__DIRECTIONS FOR THIS TASK__
Give the data again in full, with every character unchanged.

__________________________________________________

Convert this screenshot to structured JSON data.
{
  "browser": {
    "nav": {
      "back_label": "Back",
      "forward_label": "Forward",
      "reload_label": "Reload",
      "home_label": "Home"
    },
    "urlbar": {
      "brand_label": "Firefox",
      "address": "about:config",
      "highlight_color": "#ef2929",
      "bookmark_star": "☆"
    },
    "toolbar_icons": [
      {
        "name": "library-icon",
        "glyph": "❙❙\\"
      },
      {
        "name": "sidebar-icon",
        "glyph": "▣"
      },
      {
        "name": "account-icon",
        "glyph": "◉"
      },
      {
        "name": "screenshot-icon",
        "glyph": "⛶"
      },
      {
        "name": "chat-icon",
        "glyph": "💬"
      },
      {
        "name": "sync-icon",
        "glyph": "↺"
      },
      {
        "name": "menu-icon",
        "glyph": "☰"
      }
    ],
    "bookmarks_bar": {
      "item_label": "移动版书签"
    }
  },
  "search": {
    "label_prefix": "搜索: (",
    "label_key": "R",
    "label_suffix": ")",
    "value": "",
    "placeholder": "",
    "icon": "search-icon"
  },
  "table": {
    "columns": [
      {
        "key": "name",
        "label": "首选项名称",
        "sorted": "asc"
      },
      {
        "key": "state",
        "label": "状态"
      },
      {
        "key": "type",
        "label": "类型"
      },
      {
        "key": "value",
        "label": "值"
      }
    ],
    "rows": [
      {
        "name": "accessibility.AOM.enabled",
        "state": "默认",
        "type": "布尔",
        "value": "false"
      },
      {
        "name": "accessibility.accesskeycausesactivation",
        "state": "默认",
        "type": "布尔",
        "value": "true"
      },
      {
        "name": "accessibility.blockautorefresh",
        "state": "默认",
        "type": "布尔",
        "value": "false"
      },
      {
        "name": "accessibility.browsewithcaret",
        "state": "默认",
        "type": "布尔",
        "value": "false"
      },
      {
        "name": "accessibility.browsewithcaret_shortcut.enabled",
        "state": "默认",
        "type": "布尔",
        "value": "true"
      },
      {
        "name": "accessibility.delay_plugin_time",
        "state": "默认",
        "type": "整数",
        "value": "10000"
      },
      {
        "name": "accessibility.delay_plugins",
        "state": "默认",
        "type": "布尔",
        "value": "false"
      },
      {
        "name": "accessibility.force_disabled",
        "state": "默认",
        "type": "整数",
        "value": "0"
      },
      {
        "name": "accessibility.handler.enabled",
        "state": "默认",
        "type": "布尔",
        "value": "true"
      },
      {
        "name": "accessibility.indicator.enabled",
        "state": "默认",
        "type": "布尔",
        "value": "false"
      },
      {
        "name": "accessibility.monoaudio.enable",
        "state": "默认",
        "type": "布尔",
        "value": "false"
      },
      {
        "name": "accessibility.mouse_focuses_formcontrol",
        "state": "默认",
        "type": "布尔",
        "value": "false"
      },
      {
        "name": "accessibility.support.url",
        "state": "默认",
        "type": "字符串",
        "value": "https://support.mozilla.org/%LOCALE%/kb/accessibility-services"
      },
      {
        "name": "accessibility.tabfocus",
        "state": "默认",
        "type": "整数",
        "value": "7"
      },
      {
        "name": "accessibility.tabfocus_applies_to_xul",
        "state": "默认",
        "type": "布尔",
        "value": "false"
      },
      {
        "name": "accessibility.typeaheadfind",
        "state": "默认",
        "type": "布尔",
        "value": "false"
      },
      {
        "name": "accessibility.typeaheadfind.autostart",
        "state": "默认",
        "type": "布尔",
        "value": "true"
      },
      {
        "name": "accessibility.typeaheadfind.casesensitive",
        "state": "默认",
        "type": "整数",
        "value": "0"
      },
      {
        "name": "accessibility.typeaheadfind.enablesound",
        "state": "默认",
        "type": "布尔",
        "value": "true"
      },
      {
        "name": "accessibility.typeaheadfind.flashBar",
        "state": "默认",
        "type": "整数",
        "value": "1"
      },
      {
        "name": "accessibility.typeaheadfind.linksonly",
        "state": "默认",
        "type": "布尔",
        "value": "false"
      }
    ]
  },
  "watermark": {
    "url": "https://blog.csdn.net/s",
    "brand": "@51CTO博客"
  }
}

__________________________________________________

__ANSWER__
Convert this screenshot to structured JSON data.
{
  "browser": {
    "nav": {
      "back_label": "Back",
      "forward_label": "Forward",
      "reload_label": "Reload",
      "home_label": "Home"
    },
    "urlbar": {
      "brand_label": "Firefox",
      "address": "about:config",
      "highlight_color": "#ef2929",
      "bookmark_star": "☆"
    },
    "toolbar_icons": [
      {
        "name": "library-icon",
        "glyph": "❙❙\\"
      },
      {
        "name": "sidebar-icon",
        "glyph": "▣"
      },
      {
        "name": "account-icon",
        "glyph": "◉"
      },
      {
        "name": "screenshot-icon",
        "glyph": "⛶"
      },
      {
        "name": "chat-icon",
        "glyph": "💬"
      },
      {
        "name": "sync-icon",
        "glyph": "↺"
      },
      {
        "name": "menu-icon",
        "glyph": "☰"
      }
    ],
    "bookmarks_bar": {
      "item_label": "移动版书签"
    }
  },
  "search": {
    "label_prefix": "搜索: (",
    "label_key": "R",
    "label_suffix": ")",
    "value": "",
    "placeholder": "",
    "icon": "search-icon"
  },
  "table": {
    "columns": [
      {
        "key": "name",
        "label": "首选项名称",
        "sorted": "asc"
      },
      {
        "key": "state",
        "label": "状态"
      },
      {
        "key": "type",
        "label": "类型"
      },
      {
        "key": "value",
        "label": "值"
      }
    ],
    "rows": [
      {
        "name": "accessibility.AOM.enabled",
        "state": "默认",
        "type": "布尔",
        "value": "false"
      },
      {
        "name": "accessibility.accesskeycausesactivation",
        "state": "默认",
        "type": "布尔",
        "value": "true"
      },
      {
        "name": "accessibility.blockautorefresh",
        "state": "默认",
        "type": "布尔",
        "value": "false"
      },
      {
        "name": "accessibility.browsewithcaret",
        "state": "默认",
        "type": "布尔",
        "value": "false"
      },
      {
        "name": "accessibility.browsewithcaret_shortcut.enabled",
        "state": "默认",
        "type": "布尔",
        "value": "true"
      },
      {
        "name": "accessibility.delay_plugin_time",
        "state": "默认",
        "type": "整数",
        "value": "10000"
      },
      {
        "name": "accessibility.delay_plugins",
        "state": "默认",
        "type": "布尔",
        "value": "false"
      },
      {
        "name": "accessibility.force_disabled",
        "state": "默认",
        "type": "整数",
        "value": "0"
      },
      {
        "name": "accessibility.handler.enabled",
        "state": "默认",
        "type": "布尔",
        "value": "true"
      },
      {
        "name": "accessibility.indicator.enabled",
        "state": "默认",
        "type": "布尔",
        "value": "false"
      },
      {
        "name": "accessibility.monoaudio.enable",
        "state": "默认",
        "type": "布尔",
        "value": "false"
      },
      {
        "name": "accessibility.mouse_focuses_formcontrol",
        "state": "默认",
        "type": "布尔",
        "value": "false"
      },
      {
        "name": "accessibility.support.url",
        "state": "默认",
        "type": "字符串",
        "value": "https://support.mozilla.org/%LOCALE%/kb/accessibility-services"
      },
      {
        "name": "accessibility.tabfocus",
        "state": "默认",
        "type": "整数",
        "value": "7"
      },
      {
        "name": "accessibility.tabfocus_applies_to_xul",
        "state": "默认",
        "type": "布尔",
        "value": "false"
      },
      {
        "name": "accessibility.typeaheadfind",
        "state": "默认",
        "type": "布尔",
        "value": "false"
      },
      {
        "name": "accessibility.typeaheadfind.autostart",
        "state": "默认",
        "type": "布尔",
        "value": "true"
      },
      {
        "name": "accessibility.typeaheadfind.casesensitive",
        "state": "默认",
        "type": "整数",
        "value": "0"
      },
      {
        "name": "accessibility.typeaheadfind.enablesound",
        "state": "默认",
        "type": "布尔",
        "value": "true"
      },
      {
        "name": "accessibility.typeaheadfind.flashBar",
        "state": "默认",
        "type": "整数",
        "value": "1"
      },
      {
        "name": "accessibility.typeaheadfind.linksonly",
        "state": "默认",
        "type": "布尔",
        "value": "false"
      }
    ]
  },
  "watermark": {
    "url": "https://blog.csdn.net/s",
    "brand": "@51CTO博客"
  }
}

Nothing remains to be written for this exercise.